**What you are asked to do**
Check every line of the data below for the word "worst". Copy the ones that have it.
Top of Raw data
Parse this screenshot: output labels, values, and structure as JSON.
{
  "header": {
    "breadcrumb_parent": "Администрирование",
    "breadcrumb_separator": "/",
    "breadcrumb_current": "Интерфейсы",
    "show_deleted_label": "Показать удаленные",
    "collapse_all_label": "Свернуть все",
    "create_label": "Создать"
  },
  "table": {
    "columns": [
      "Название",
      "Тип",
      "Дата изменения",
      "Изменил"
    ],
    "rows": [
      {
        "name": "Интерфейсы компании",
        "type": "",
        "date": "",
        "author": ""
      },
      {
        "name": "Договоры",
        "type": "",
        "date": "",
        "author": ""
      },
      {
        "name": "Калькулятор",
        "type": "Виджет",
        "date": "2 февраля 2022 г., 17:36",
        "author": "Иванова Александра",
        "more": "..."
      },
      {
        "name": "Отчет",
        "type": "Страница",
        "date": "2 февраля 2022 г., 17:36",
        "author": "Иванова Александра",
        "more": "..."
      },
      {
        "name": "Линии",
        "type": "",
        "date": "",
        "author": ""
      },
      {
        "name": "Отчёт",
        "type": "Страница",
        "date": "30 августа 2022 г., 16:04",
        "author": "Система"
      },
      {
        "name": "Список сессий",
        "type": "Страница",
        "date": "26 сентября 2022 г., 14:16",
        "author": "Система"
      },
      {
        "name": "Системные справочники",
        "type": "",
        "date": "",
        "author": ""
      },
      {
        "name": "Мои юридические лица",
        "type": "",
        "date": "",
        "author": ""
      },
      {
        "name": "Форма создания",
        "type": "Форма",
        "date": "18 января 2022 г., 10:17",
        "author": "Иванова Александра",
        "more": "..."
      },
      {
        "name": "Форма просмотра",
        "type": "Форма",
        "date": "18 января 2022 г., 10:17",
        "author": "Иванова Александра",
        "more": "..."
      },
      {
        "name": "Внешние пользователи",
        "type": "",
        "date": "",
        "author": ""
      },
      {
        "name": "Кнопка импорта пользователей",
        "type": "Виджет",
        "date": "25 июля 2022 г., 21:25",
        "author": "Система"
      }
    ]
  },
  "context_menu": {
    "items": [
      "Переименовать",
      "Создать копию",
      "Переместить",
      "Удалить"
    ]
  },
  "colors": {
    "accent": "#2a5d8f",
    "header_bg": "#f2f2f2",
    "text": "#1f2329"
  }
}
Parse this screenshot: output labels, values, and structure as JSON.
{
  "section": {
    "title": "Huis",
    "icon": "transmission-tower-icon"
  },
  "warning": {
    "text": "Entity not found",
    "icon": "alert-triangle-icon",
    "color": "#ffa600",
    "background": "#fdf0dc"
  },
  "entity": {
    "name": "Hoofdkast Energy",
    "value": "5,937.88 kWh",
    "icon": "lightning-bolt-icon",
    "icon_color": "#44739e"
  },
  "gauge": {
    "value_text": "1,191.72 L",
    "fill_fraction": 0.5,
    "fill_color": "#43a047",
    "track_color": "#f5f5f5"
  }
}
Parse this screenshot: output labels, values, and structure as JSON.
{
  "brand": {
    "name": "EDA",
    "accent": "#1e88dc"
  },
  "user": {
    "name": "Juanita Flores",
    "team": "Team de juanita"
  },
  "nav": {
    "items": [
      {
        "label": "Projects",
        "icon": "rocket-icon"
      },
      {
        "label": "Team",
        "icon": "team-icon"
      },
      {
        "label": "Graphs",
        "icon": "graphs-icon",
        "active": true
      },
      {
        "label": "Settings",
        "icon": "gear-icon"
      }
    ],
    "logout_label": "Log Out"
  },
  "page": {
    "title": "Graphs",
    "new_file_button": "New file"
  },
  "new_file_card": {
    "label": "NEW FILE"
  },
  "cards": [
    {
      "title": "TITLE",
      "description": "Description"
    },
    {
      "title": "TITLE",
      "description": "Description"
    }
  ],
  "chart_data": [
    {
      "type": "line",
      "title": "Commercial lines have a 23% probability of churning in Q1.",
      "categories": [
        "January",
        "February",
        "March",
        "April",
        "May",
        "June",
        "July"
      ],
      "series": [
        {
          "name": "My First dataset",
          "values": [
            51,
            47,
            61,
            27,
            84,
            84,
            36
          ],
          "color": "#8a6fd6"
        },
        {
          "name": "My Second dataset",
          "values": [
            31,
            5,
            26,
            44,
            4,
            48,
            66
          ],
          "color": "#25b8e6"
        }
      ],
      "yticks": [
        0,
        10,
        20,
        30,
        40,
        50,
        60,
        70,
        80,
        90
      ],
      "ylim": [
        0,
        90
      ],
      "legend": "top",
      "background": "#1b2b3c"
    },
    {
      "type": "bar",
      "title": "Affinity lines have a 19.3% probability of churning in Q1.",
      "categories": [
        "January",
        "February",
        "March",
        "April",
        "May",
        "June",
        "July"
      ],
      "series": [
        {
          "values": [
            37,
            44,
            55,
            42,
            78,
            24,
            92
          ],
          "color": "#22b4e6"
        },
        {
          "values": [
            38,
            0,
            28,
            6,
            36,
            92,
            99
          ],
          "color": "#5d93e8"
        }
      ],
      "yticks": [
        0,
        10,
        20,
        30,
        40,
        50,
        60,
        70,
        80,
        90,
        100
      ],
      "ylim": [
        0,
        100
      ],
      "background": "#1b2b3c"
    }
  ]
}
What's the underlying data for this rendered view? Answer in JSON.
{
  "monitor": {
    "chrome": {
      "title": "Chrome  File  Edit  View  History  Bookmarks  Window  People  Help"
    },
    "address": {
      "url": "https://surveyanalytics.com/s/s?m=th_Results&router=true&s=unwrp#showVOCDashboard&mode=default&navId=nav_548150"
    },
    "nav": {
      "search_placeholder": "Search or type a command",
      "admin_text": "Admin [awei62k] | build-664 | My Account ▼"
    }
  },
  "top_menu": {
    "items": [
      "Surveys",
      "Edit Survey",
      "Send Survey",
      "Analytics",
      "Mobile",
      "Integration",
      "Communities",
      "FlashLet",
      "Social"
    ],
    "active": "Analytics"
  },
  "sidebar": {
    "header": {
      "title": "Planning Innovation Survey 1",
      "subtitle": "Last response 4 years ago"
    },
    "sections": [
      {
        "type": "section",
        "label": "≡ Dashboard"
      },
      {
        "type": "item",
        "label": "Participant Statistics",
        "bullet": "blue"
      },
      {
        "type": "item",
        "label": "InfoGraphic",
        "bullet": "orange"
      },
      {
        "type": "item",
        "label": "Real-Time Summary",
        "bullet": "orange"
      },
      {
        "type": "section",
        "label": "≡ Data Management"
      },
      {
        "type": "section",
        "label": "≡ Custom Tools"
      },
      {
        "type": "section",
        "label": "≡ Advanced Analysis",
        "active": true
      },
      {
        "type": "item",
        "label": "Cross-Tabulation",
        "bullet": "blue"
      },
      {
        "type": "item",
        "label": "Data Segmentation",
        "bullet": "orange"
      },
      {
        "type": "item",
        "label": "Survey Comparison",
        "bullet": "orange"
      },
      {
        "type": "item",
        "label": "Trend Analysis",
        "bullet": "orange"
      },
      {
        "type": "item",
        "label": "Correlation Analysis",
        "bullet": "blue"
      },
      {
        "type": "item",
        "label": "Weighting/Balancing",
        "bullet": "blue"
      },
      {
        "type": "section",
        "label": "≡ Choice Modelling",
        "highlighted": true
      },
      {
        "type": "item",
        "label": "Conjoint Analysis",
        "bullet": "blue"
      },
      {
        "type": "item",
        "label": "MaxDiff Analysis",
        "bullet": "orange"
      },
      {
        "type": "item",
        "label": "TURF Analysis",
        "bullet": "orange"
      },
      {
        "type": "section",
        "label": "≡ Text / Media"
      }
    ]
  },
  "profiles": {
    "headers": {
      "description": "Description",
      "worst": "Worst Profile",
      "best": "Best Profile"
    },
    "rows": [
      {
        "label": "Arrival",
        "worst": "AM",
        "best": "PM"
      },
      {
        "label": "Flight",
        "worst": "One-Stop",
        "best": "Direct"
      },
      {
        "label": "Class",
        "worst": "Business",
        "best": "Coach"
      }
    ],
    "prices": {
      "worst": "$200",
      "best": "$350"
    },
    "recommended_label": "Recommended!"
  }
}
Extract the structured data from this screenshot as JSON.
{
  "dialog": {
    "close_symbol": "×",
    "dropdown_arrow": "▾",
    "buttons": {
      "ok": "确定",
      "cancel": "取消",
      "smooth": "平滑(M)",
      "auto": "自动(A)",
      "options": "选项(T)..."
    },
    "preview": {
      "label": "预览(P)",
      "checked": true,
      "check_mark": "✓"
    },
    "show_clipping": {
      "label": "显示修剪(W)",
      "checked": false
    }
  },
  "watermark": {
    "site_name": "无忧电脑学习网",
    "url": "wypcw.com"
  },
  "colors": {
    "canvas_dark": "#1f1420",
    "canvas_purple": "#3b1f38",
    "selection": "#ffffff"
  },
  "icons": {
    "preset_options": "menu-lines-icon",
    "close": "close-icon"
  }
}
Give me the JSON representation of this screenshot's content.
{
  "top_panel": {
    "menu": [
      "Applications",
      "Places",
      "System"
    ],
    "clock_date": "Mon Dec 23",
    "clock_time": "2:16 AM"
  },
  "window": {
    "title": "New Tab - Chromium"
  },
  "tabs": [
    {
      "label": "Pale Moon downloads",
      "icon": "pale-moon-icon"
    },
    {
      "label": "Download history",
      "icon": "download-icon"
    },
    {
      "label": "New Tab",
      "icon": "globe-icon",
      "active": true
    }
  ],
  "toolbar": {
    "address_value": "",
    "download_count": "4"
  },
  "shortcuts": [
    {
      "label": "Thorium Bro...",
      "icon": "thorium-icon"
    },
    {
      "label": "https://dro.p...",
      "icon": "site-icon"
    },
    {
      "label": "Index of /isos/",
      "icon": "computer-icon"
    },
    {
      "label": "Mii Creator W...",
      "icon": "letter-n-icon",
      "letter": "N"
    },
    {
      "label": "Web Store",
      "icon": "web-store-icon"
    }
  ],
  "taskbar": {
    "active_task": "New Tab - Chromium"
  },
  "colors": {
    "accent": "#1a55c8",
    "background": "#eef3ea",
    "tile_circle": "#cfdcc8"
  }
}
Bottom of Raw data
**Result of the task**
      "worst": "Worst Profile",
        "worst": "AM",
        "worst": "One-Stop",
        "worst": "Business",
      "worst": "$200",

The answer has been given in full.